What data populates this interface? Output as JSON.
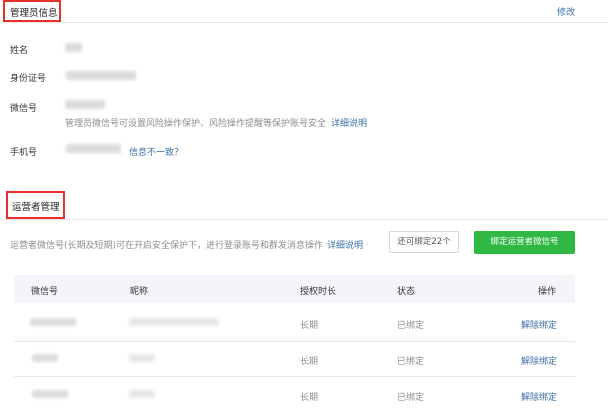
{
  "admin": {
    "section_title": "管理员信息",
    "edit_link": "修改",
    "name_label": "姓名",
    "id_label": "身份证号",
    "wechat_label": "微信号",
    "wechat_hint": "管理员微信号可设置风险操作保护、风险操作提醒等保护账号安全",
    "details_link": "详细说明",
    "phone_label": "手机号",
    "inconsistent_link": "信息不一致？"
  },
  "operators": {
    "section_title": "运营者管理",
    "description": "运营者微信号(长期及短期)可在开启安全保护下，进行登录账号和群发消息操作",
    "details_link": "详细说明",
    "remaining_button": "还可绑定22个",
    "bind_button": "绑定运营者微信号",
    "table": {
      "headers": [
        "微信号",
        "昵称",
        "授权时长",
        "状态",
        "操作"
      ],
      "rows": [
        {
          "duration": "长期",
          "status": "已绑定",
          "action": "解除绑定"
        },
        {
          "duration": "长期",
          "status": "已绑定",
          "action": "解除绑定"
        },
        {
          "duration": "长期",
          "status": "已绑定",
          "action": "解除绑定"
        }
      ]
    }
  },
  "colors": {
    "accent_green": "#2fb844",
    "link_blue": "#3b6ea8",
    "highlight_red": "#e5302b"
  }
}
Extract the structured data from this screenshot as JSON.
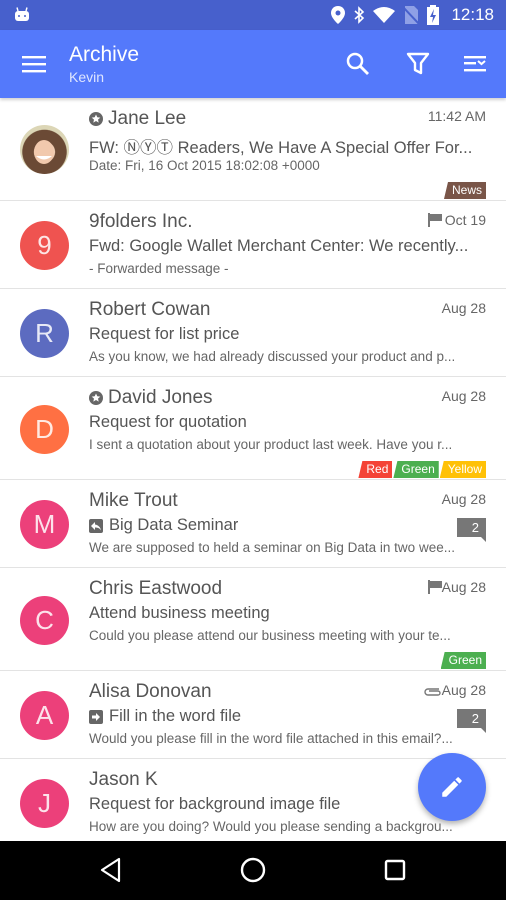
{
  "status_bar": {
    "time": "12:18",
    "icons": [
      "android-icon",
      "location-icon",
      "bluetooth-icon",
      "wifi-icon",
      "no-sim-icon",
      "battery-charging-icon"
    ]
  },
  "app_bar": {
    "title": "Archive",
    "subtitle": "Kevin",
    "actions": [
      "search-icon",
      "filter-icon",
      "select-list-icon"
    ],
    "color": "#5479fb"
  },
  "emails": [
    {
      "sender": "Jane Lee",
      "starred": true,
      "avatar_type": "photo",
      "date": "11:42 AM",
      "subject": "FW: ⓃⓎⓉ Readers, We Have A Special Offer For...",
      "preview": "Date: Fri, 16 Oct 2015 18:02:08 +0000",
      "tags": [
        {
          "label": "News",
          "color": "#795548"
        }
      ]
    },
    {
      "sender": "9folders Inc.",
      "avatar_letter": "9",
      "avatar_color": "#ef5350",
      "flagged": true,
      "date": "Oct 19",
      "subject": "Fwd: Google Wallet Merchant Center: We recently...",
      "preview": "- Forwarded message -"
    },
    {
      "sender": "Robert Cowan",
      "avatar_letter": "R",
      "avatar_color": "#5c6bc0",
      "date": "Aug 28",
      "subject": "Request for list price",
      "preview": "As you know, we had already discussed your product and p..."
    },
    {
      "sender": "David Jones",
      "starred": true,
      "avatar_letter": "D",
      "avatar_color": "#ff7043",
      "date": "Aug 28",
      "subject": "Request for quotation",
      "preview": "I sent a quotation about your product last week. Have you r...",
      "tags": [
        {
          "label": "Red",
          "color": "#f44336"
        },
        {
          "label": "Green",
          "color": "#4caf50"
        },
        {
          "label": "Yellow",
          "color": "#ffc107"
        }
      ]
    },
    {
      "sender": "Mike Trout",
      "avatar_letter": "M",
      "avatar_color": "#ec407a",
      "date": "Aug 28",
      "subject_icon": "reply-icon",
      "subject": "Big Data Seminar",
      "preview": "We are supposed to held a seminar on Big Data in two wee...",
      "thread_count": "2"
    },
    {
      "sender": "Chris Eastwood",
      "avatar_letter": "C",
      "avatar_color": "#ec407a",
      "flagged": true,
      "date": "Aug 28",
      "subject": "Attend business meeting",
      "preview": "Could you please attend our business meeting with your te...",
      "tags": [
        {
          "label": "Green",
          "color": "#4caf50"
        }
      ]
    },
    {
      "sender": "Alisa Donovan",
      "avatar_letter": "A",
      "avatar_color": "#ec407a",
      "attachment": true,
      "date": "Aug 28",
      "subject_icon": "forward-icon",
      "subject": "Fill in the word file",
      "preview": "Would you please fill in the word file attached in this email?...",
      "thread_count": "2"
    },
    {
      "sender": "Jason K",
      "avatar_letter": "J",
      "avatar_color": "#ec407a",
      "date": "",
      "subject": "Request for background image file",
      "preview": "How are you doing? Would you please sending a backgrou..."
    }
  ],
  "fab": {
    "icon": "pencil-icon",
    "label": "Compose"
  },
  "nav_bar": [
    "back-icon",
    "home-icon",
    "recents-icon"
  ]
}
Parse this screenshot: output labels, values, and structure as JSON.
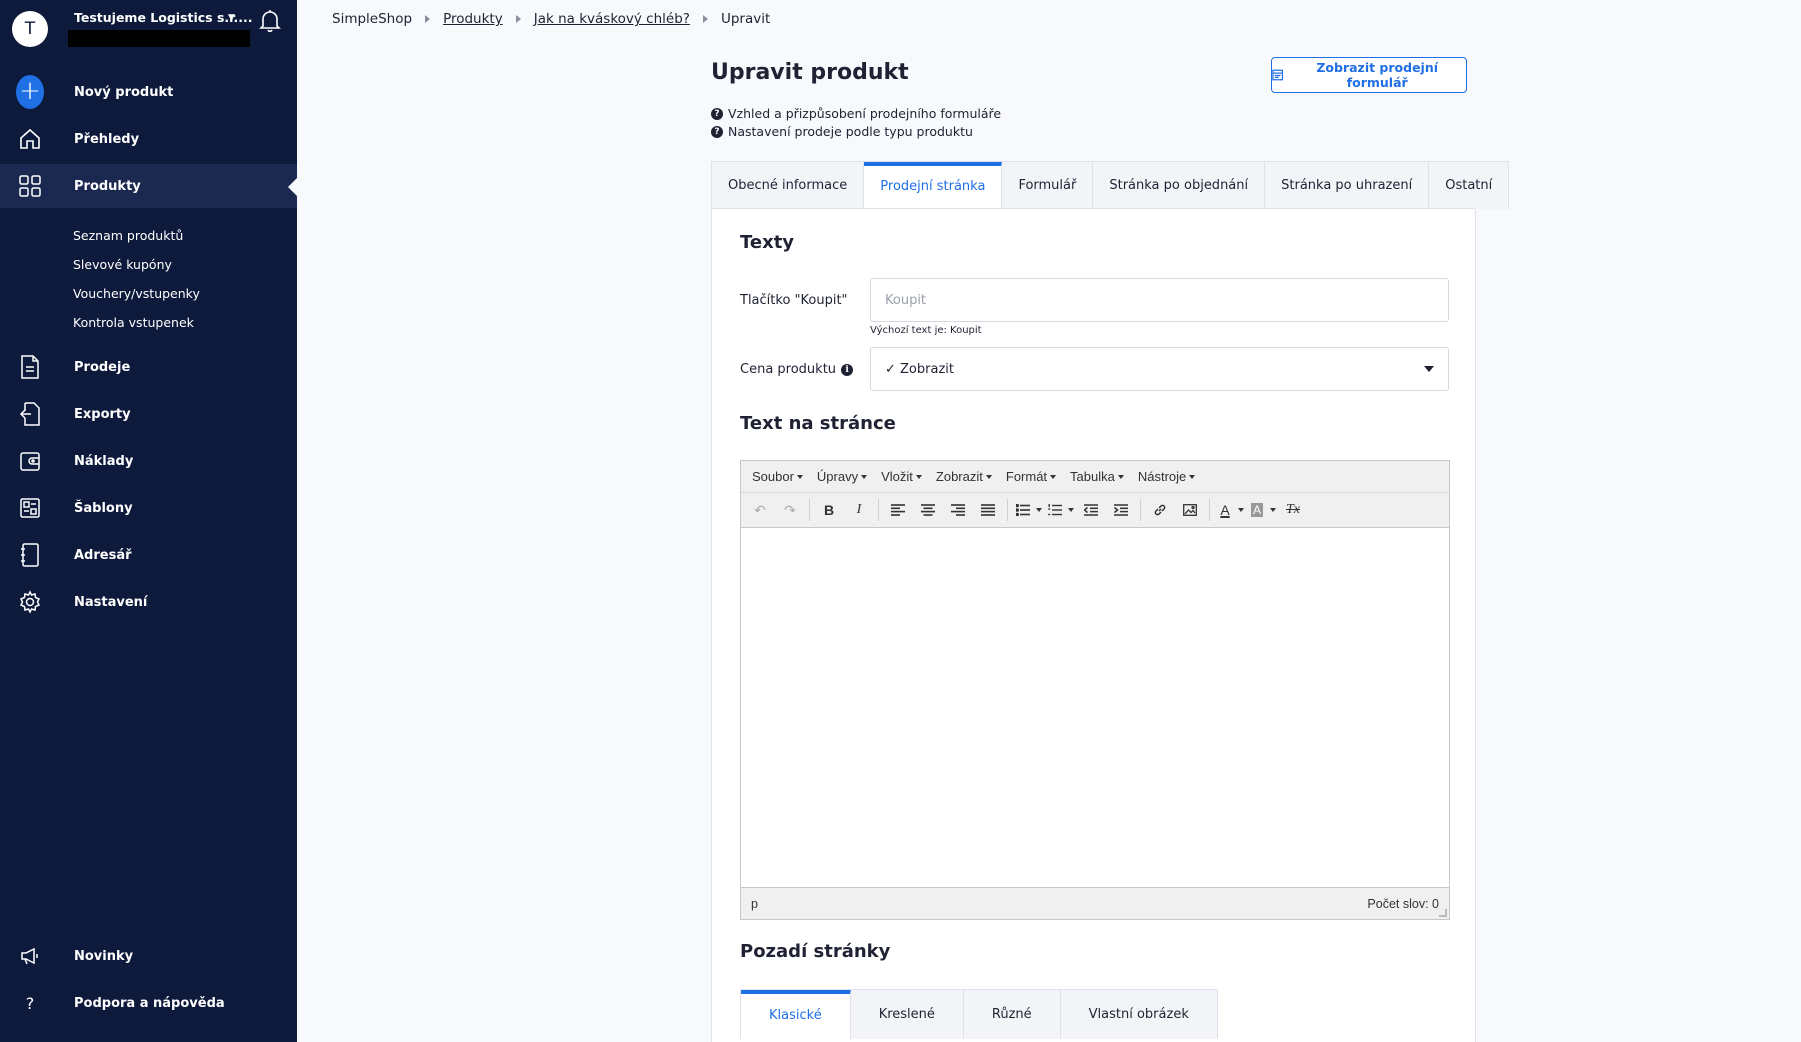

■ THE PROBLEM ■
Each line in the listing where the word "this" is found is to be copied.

■ YOUR SOLUTION ■
What data populates this interface? Output as JSON.
Extract the structured data from this screenshot as JSON.
      "preview": "Would you please fill in the word file attached in this email?...",
Parse this screenshot: output labels, values, and structure as JSON.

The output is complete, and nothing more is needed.